'''
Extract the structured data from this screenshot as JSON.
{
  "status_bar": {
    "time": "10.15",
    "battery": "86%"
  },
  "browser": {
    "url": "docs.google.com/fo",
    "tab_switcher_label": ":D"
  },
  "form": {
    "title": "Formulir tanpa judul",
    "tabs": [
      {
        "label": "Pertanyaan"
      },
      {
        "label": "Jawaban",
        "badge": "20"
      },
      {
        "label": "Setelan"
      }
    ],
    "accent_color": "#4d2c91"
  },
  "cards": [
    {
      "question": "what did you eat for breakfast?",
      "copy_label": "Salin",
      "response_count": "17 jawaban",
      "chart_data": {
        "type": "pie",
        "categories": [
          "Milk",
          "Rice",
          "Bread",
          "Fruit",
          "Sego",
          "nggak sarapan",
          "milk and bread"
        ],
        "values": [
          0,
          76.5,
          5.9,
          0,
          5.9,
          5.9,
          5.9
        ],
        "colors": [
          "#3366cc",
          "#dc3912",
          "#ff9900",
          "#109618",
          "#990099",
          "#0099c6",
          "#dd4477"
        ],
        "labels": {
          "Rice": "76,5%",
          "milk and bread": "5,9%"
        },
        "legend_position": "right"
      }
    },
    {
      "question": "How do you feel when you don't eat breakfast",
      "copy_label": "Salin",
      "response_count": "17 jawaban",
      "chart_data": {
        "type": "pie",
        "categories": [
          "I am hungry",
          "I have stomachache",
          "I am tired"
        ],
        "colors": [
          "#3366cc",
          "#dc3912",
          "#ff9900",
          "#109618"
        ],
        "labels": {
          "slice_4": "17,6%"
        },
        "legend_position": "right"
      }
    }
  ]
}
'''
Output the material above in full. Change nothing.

Extract the structured data from this screenshot as JSON.
{
  "status_bar": {
    "time": "10.15",
    "battery": "86%"
  },
  "browser": {
    "url": "docs.google.com/fo",
    "tab_switcher_label": ":D"
  },
  "form": {
    "title": "Formulir tanpa judul",
    "tabs": [
      {
        "label": "Pertanyaan"
      },
      {
        "label": "Jawaban",
        "badge": "20"
      },
      {
        "label": "Setelan"
      }
    ],
    "accent_color": "#4d2c91"
  },
  "cards": [
    {
      "question": "what did you eat for breakfast?",
      "copy_label": "Salin",
      "response_count": "17 jawaban",
      "chart_data": {
        "type": "pie",
        "categories": [
          "Milk",
          "Rice",
          "Bread",
          "Fruit",
          "Sego",
          "nggak sarapan",
          "milk and bread"
        ],
        "values": [
          0,
          76.5,
          5.9,
          0,
          5.9,
          5.9,
          5.9
        ],
        "colors": [
          "#3366cc",
          "#dc3912",
          "#ff9900",
          "#109618",
          "#990099",
          "#0099c6",
          "#dd4477"
        ],
        "labels": {
          "Rice": "76,5%",
          "milk and bread": "5,9%"
        },
        "legend_position": "right"
      }
    },
    {
      "question": "How do you feel when you don't eat breakfast",
      "copy_label": "Salin",
      "response_count": "17 jawaban",
      "chart_data": {
        "type": "pie",
        "categories": [
          "I am hungry",
          "I have stomachache",
          "I am tired"
        ],
        "colors": [
          "#3366cc",
          "#dc3912",
          "#ff9900",
          "#109618"
        ],
        "labels": {
          "slice_4": "17,6%"
        },
        "legend_position": "right"
      }
    }
  ]
}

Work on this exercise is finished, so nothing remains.